Information given Start Marker

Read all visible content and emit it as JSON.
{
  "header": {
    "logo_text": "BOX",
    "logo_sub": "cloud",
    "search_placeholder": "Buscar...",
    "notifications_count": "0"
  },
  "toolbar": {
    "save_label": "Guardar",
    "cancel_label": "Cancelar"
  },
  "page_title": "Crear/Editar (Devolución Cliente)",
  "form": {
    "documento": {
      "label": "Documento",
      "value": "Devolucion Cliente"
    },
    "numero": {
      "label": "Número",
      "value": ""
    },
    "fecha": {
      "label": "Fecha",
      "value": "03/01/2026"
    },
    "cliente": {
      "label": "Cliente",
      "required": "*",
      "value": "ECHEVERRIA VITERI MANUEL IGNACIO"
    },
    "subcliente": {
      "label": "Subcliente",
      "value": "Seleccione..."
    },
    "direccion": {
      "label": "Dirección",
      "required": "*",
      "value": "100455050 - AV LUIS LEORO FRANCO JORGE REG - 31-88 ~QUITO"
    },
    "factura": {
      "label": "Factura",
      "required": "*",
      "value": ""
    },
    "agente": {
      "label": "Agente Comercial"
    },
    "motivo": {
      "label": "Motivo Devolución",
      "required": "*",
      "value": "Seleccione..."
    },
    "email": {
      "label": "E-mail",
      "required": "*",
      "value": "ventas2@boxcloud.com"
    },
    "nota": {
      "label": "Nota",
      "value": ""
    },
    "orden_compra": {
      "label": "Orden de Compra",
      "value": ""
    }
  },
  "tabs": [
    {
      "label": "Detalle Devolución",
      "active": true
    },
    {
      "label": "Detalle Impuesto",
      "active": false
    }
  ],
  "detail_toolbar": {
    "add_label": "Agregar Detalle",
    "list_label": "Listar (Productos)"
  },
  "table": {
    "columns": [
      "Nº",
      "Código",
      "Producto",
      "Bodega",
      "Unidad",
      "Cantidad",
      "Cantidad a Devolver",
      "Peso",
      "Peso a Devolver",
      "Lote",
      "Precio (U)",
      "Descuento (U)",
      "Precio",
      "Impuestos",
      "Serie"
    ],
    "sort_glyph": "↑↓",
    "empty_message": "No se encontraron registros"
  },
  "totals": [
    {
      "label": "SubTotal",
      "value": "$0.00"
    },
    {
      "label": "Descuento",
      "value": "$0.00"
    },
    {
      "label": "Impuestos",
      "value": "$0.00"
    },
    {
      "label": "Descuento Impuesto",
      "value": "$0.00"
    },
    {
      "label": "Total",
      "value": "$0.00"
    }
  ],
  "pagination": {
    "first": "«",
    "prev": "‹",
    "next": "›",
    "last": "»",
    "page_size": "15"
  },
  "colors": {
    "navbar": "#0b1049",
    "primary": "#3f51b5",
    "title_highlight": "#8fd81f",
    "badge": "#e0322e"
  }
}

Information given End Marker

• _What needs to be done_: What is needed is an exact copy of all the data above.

• _Problem solution_:
Read all visible content and emit it as JSON.
{
  "header": {
    "logo_text": "BOX",
    "logo_sub": "cloud",
    "search_placeholder": "Buscar...",
    "notifications_count": "0"
  },
  "toolbar": {
    "save_label": "Guardar",
    "cancel_label": "Cancelar"
  },
  "page_title": "Crear/Editar (Devolución Cliente)",
  "form": {
    "documento": {
      "label": "Documento",
      "value": "Devolucion Cliente"
    },
    "numero": {
      "label": "Número",
      "value": ""
    },
    "fecha": {
      "label": "Fecha",
      "value": "03/01/2026"
    },
    "cliente": {
      "label": "Cliente",
      "required": "*",
      "value": "ECHEVERRIA VITERI MANUEL IGNACIO"
    },
    "subcliente": {
      "label": "Subcliente",
      "value": "Seleccione..."
    },
    "direccion": {
      "label": "Dirección",
      "required": "*",
      "value": "100455050 - AV LUIS LEORO FRANCO JORGE REG - 31-88 ~QUITO"
    },
    "factura": {
      "label": "Factura",
      "required": "*",
      "value": ""
    },
    "agente": {
      "label": "Agente Comercial"
    },
    "motivo": {
      "label": "Motivo Devolución",
      "required": "*",
      "value": "Seleccione..."
    },
    "email": {
      "label": "E-mail",
      "required": "*",
      "value": "ventas2@boxcloud.com"
    },
    "nota": {
      "label": "Nota",
      "value": ""
    },
    "orden_compra": {
      "label": "Orden de Compra",
      "value": ""
    }
  },
  "tabs": [
    {
      "label": "Detalle Devolución",
      "active": true
    },
    {
      "label": "Detalle Impuesto",
      "active": false
    }
  ],
  "detail_toolbar": {
    "add_label": "Agregar Detalle",
    "list_label": "Listar (Productos)"
  },
  "table": {
    "columns": [
      "Nº",
      "Código",
      "Producto",
      "Bodega",
      "Unidad",
      "Cantidad",
      "Cantidad a Devolver",
      "Peso",
      "Peso a Devolver",
      "Lote",
      "Precio (U)",
      "Descuento (U)",
      "Precio",
      "Impuestos",
      "Serie"
    ],
    "sort_glyph": "↑↓",
    "empty_message": "No se encontraron registros"
  },
  "totals": [
    {
      "label": "SubTotal",
      "value": "$0.00"
    },
    {
      "label": "Descuento",
      "value": "$0.00"
    },
    {
      "label": "Impuestos",
      "value": "$0.00"
    },
    {
      "label": "Descuento Impuesto",
      "value": "$0.00"
    },
    {
      "label": "Total",
      "value": "$0.00"
    }
  ],
  "pagination": {
    "first": "«",
    "prev": "‹",
    "next": "›",
    "last": "»",
    "page_size": "15"
  },
  "colors": {
    "navbar": "#0b1049",
    "primary": "#3f51b5",
    "title_highlight": "#8fd81f",
    "badge": "#e0322e"
  }
}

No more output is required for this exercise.